[[ PROVIDED DATA, beginning ]]
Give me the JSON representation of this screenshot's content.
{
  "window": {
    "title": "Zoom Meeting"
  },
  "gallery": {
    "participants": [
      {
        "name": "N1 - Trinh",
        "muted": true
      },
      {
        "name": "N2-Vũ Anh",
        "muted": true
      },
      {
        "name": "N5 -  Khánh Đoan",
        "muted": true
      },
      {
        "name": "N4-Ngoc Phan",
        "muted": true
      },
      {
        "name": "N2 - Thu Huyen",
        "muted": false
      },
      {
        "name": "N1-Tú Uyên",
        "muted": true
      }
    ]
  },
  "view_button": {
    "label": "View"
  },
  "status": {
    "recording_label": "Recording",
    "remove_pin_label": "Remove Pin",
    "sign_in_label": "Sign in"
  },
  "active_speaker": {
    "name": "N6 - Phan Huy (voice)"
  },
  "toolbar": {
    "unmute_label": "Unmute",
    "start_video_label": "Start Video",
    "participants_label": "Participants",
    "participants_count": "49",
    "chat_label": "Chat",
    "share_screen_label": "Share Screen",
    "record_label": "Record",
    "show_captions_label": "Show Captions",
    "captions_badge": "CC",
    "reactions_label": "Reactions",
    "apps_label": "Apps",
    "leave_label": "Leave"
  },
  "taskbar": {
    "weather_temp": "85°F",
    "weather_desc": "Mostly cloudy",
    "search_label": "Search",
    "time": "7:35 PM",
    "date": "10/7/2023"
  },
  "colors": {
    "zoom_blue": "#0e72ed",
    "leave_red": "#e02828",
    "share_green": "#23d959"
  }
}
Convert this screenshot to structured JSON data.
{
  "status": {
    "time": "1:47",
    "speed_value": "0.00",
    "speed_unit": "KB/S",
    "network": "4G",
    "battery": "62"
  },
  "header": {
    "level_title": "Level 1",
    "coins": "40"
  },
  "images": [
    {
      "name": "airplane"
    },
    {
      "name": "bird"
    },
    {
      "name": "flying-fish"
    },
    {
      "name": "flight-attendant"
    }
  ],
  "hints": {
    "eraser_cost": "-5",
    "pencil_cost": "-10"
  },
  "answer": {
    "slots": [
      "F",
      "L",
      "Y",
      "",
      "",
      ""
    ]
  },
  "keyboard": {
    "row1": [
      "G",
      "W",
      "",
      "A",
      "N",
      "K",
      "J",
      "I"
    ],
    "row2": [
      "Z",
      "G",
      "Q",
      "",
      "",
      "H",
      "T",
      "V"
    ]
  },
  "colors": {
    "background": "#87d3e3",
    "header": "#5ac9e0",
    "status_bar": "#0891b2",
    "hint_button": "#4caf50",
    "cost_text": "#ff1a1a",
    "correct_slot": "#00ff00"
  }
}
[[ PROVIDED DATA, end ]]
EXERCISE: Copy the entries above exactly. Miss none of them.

ANSWER AREA:
Give me the JSON representation of this screenshot's content.
{
  "window": {
    "title": "Zoom Meeting"
  },
  "gallery": {
    "participants": [
      {
        "name": "N1 - Trinh",
        "muted": true
      },
      {
        "name": "N2-Vũ Anh",
        "muted": true
      },
      {
        "name": "N5 -  Khánh Đoan",
        "muted": true
      },
      {
        "name": "N4-Ngoc Phan",
        "muted": true
      },
      {
        "name": "N2 - Thu Huyen",
        "muted": false
      },
      {
        "name": "N1-Tú Uyên",
        "muted": true
      }
    ]
  },
  "view_button": {
    "label": "View"
  },
  "status": {
    "recording_label": "Recording",
    "remove_pin_label": "Remove Pin",
    "sign_in_label": "Sign in"
  },
  "active_speaker": {
    "name": "N6 - Phan Huy (voice)"
  },
  "toolbar": {
    "unmute_label": "Unmute",
    "start_video_label": "Start Video",
    "participants_label": "Participants",
    "participants_count": "49",
    "chat_label": "Chat",
    "share_screen_label": "Share Screen",
    "record_label": "Record",
    "show_captions_label": "Show Captions",
    "captions_badge": "CC",
    "reactions_label": "Reactions",
    "apps_label": "Apps",
    "leave_label": "Leave"
  },
  "taskbar": {
    "weather_temp": "85°F",
    "weather_desc": "Mostly cloudy",
    "search_label": "Search",
    "time": "7:35 PM",
    "date": "10/7/2023"
  },
  "colors": {
    "zoom_blue": "#0e72ed",
    "leave_red": "#e02828",
    "share_green": "#23d959"
  }
}
Convert this screenshot to structured JSON data.
{
  "status": {
    "time": "1:47",
    "speed_value": "0.00",
    "speed_unit": "KB/S",
    "network": "4G",
    "battery": "62"
  },
  "header": {
    "level_title": "Level 1",
    "coins": "40"
  },
  "images": [
    {
      "name": "airplane"
    },
    {
      "name": "bird"
    },
    {
      "name": "flying-fish"
    },
    {
      "name": "flight-attendant"
    }
  ],
  "hints": {
    "eraser_cost": "-5",
    "pencil_cost": "-10"
  },
  "answer": {
    "slots": [
      "F",
      "L",
      "Y",
      "",
      "",
      ""
    ]
  },
  "keyboard": {
    "row1": [
      "G",
      "W",
      "",
      "A",
      "N",
      "K",
      "J",
      "I"
    ],
    "row2": [
      "Z",
      "G",
      "Q",
      "",
      "",
      "H",
      "T",
      "V"
    ]
  },
  "colors": {
    "background": "#87d3e3",
    "header": "#5ac9e0",
    "status_bar": "#0891b2",
    "hint_button": "#4caf50",
    "cost_text": "#ff1a1a",
    "correct_slot": "#00ff00"
  }
}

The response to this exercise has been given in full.